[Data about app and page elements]
=-=-=-=-=
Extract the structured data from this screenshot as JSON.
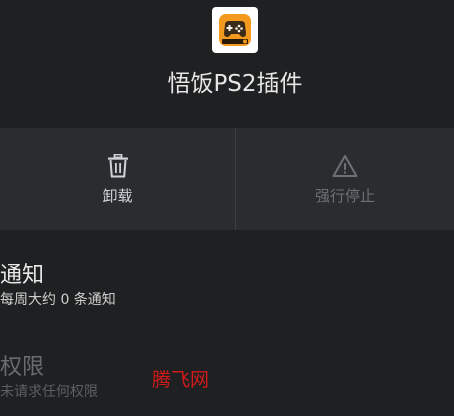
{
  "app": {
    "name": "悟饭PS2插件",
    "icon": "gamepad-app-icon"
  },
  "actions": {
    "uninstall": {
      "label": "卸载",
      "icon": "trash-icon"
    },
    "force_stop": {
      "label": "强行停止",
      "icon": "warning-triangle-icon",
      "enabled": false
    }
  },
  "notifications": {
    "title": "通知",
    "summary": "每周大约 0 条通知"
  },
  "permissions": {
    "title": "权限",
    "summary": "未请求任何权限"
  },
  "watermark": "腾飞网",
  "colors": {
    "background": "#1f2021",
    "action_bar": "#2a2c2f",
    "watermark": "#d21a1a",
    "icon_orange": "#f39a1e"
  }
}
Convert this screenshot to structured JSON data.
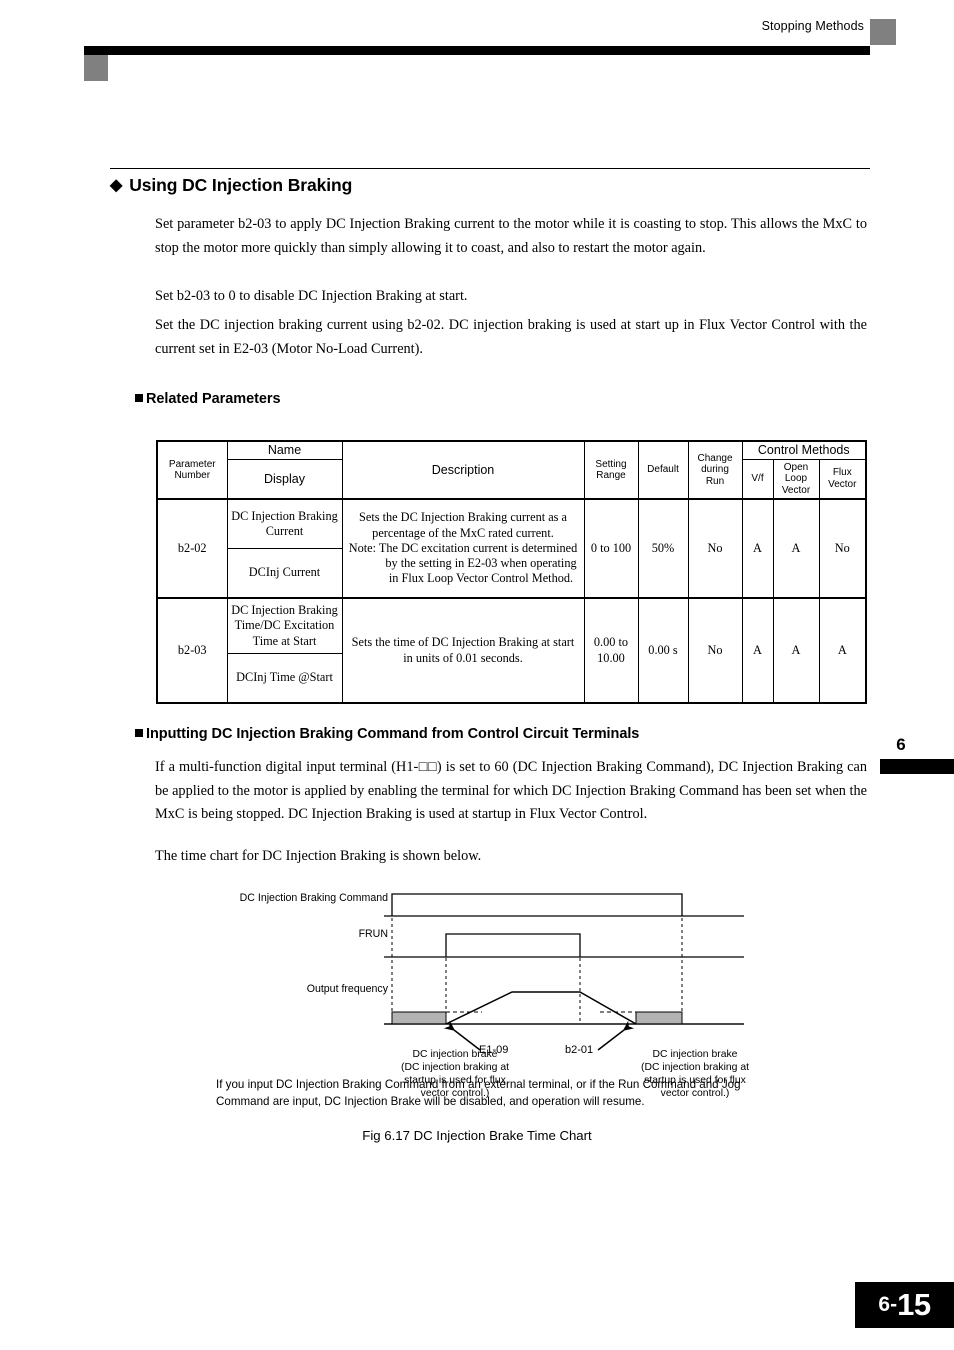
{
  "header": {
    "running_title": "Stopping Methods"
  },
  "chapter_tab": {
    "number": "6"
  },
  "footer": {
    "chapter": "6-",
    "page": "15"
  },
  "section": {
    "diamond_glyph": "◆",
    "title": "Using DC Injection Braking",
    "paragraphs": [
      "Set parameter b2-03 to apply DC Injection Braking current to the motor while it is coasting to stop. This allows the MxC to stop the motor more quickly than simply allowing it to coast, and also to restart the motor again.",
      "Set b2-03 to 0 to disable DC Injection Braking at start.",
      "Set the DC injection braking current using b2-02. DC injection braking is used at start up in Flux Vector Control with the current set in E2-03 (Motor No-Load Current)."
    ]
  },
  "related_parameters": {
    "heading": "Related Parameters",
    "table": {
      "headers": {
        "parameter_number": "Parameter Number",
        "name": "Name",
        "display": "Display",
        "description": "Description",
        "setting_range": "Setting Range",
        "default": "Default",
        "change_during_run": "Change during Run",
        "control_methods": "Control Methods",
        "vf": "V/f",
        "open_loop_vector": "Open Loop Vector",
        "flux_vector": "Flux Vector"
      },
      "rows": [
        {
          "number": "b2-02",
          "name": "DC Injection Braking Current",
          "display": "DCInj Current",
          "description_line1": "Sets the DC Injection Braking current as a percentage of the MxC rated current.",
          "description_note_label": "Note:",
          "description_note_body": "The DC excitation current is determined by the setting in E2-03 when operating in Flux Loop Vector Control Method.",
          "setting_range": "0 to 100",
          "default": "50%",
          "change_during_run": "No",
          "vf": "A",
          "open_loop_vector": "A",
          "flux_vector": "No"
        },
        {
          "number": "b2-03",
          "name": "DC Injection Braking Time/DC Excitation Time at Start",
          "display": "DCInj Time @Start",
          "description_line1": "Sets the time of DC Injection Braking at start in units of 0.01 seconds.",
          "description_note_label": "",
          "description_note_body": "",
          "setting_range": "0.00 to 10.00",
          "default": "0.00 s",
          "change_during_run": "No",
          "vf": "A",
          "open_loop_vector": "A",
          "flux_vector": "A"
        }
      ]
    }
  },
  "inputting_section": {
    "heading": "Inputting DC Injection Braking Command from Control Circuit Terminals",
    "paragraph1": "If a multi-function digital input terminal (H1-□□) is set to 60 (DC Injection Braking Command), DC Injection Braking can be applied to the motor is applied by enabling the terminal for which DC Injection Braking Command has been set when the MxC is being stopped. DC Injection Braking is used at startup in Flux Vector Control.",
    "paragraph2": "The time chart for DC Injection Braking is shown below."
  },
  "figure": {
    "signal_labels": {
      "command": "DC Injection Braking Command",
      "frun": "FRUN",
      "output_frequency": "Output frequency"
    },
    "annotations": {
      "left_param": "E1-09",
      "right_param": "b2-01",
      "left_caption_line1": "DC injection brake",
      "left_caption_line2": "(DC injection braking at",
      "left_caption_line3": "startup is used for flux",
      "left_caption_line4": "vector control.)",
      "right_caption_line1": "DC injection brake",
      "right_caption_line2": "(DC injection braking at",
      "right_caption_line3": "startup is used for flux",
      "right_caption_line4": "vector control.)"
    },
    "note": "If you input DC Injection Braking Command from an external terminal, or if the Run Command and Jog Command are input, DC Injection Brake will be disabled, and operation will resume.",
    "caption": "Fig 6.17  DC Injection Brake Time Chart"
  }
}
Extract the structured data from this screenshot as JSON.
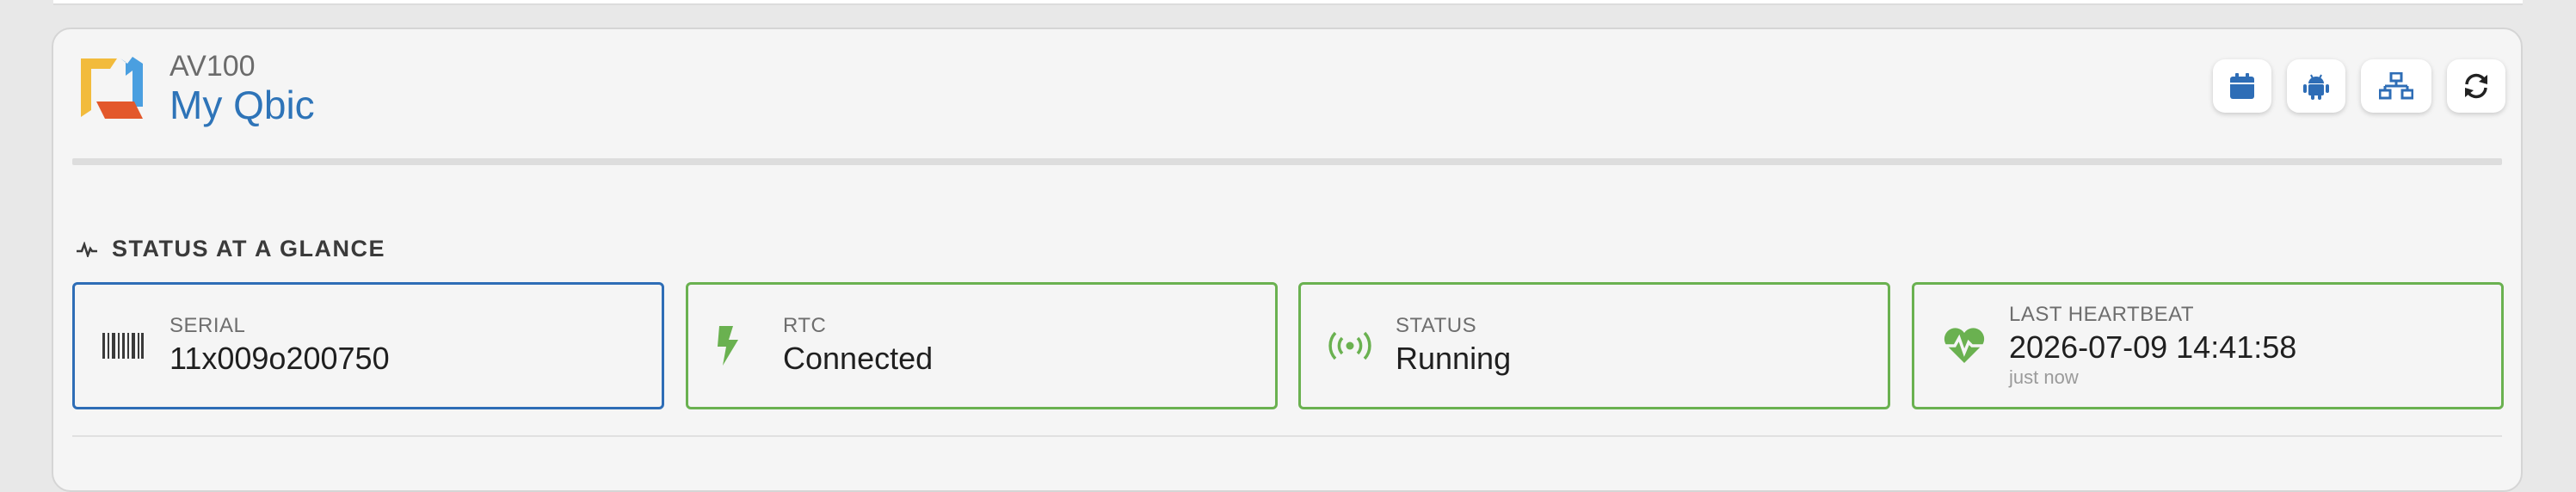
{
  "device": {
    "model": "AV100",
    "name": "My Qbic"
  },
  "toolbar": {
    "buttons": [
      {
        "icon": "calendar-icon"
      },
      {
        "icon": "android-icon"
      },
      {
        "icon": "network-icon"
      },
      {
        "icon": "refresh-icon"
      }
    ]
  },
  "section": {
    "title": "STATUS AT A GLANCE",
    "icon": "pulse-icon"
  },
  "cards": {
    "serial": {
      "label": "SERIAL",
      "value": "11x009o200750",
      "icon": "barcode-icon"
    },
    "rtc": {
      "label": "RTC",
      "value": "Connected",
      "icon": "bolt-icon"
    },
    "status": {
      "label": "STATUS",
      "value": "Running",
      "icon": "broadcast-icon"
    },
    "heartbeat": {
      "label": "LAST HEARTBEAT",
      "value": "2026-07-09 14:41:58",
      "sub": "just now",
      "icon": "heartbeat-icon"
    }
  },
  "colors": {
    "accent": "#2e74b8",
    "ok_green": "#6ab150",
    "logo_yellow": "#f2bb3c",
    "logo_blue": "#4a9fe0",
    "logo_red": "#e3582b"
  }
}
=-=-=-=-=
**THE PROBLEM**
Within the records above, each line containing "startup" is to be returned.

**FINAL ANSWER**
    "paragraph1": "If a multi-function digital input terminal (H1-□□) is set to 60 (DC Injection Braking Command), DC Injection Braking can be applied to the motor is applied by enabling the terminal for which DC Injection Braking Command has been set when the MxC is being stopped. DC Injection Braking is used at startup in Flux Vector Control.",
      "left_caption_line3": "startup is used for flux",
      "right_caption_line3": "startup is used for flux",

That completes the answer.